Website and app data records
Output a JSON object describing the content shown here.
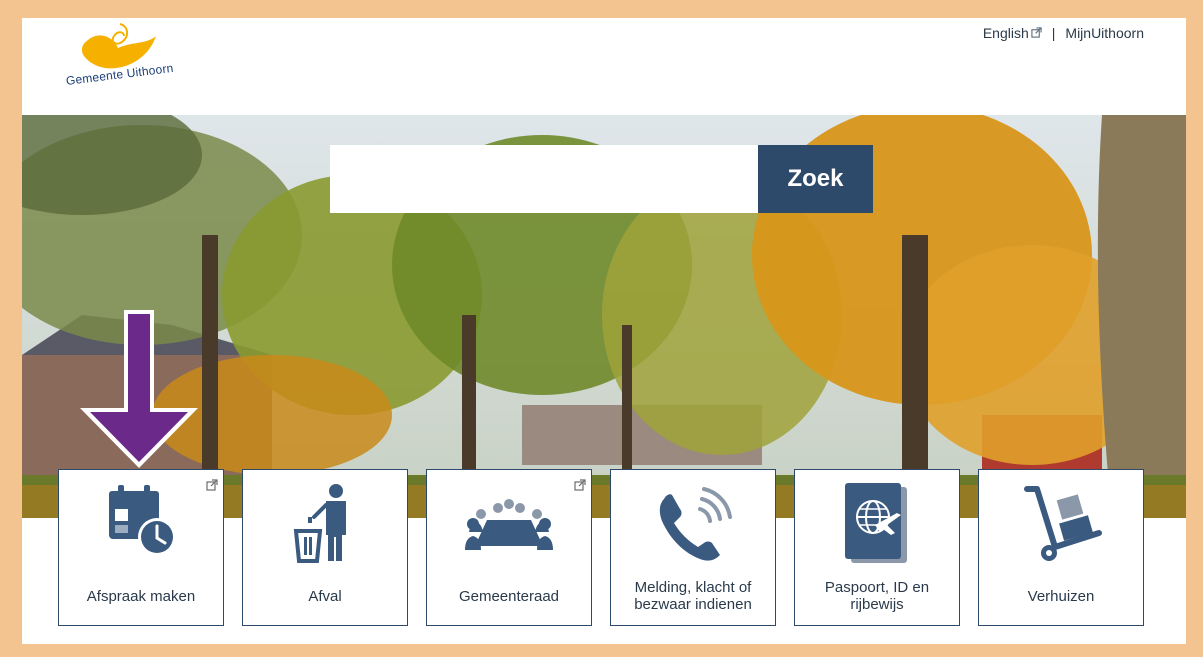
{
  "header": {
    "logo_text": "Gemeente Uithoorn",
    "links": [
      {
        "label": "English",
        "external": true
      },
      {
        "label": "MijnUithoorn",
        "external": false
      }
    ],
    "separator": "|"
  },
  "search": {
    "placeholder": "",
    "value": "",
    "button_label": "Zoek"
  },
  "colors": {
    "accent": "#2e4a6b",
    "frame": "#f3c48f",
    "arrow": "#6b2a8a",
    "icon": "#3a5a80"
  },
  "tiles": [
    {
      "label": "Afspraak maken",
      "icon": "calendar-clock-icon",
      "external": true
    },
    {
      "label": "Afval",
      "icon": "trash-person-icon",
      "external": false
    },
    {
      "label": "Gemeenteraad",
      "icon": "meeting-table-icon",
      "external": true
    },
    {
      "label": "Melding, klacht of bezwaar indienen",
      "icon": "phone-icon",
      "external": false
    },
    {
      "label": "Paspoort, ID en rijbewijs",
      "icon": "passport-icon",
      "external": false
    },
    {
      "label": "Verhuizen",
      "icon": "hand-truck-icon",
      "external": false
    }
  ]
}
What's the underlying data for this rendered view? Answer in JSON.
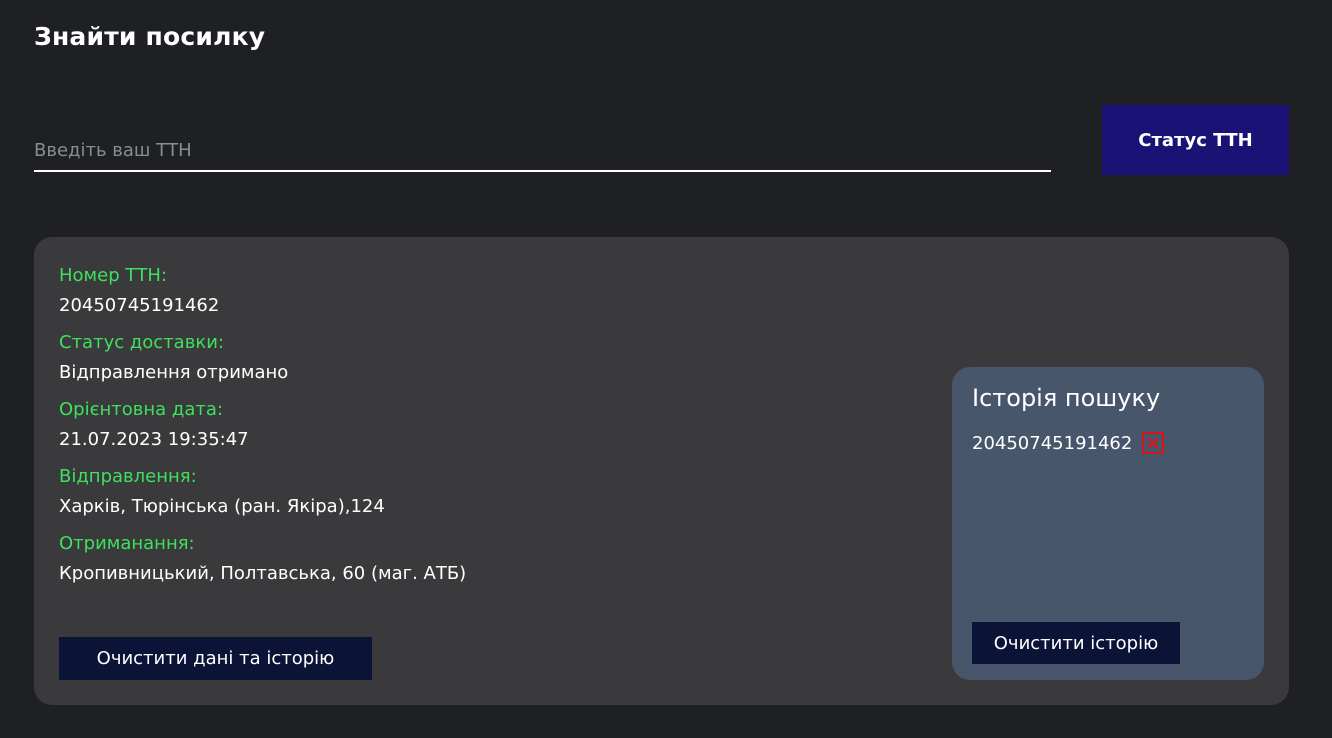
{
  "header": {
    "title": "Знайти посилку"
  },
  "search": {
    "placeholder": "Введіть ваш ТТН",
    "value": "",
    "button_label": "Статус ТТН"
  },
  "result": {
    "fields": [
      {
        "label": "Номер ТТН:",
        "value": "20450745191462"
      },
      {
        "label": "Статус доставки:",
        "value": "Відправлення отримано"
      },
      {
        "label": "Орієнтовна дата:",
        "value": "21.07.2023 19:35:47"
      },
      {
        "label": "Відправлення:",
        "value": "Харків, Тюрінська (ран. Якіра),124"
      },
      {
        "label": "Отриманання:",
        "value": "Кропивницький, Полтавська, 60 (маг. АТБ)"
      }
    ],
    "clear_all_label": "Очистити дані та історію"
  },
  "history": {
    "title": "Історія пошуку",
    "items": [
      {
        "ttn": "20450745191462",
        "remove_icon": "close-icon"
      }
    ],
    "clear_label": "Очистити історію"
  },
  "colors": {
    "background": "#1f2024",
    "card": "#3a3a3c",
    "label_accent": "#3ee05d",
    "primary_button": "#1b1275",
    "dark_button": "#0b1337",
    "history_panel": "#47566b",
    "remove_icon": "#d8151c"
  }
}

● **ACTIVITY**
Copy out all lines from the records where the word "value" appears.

● **EXERCISE RESPONSE**
    "value": "",
    "value": "",
        "value": "20450745191462"
        "value": "Відправлення отримано"
        "value": "21.07.2023 19:35:47"
        "value": "Харків, Тюрінська (ран. Якіра),124"
        "value": "Кропивницький, Полтавська, 60 (маг. АТБ)"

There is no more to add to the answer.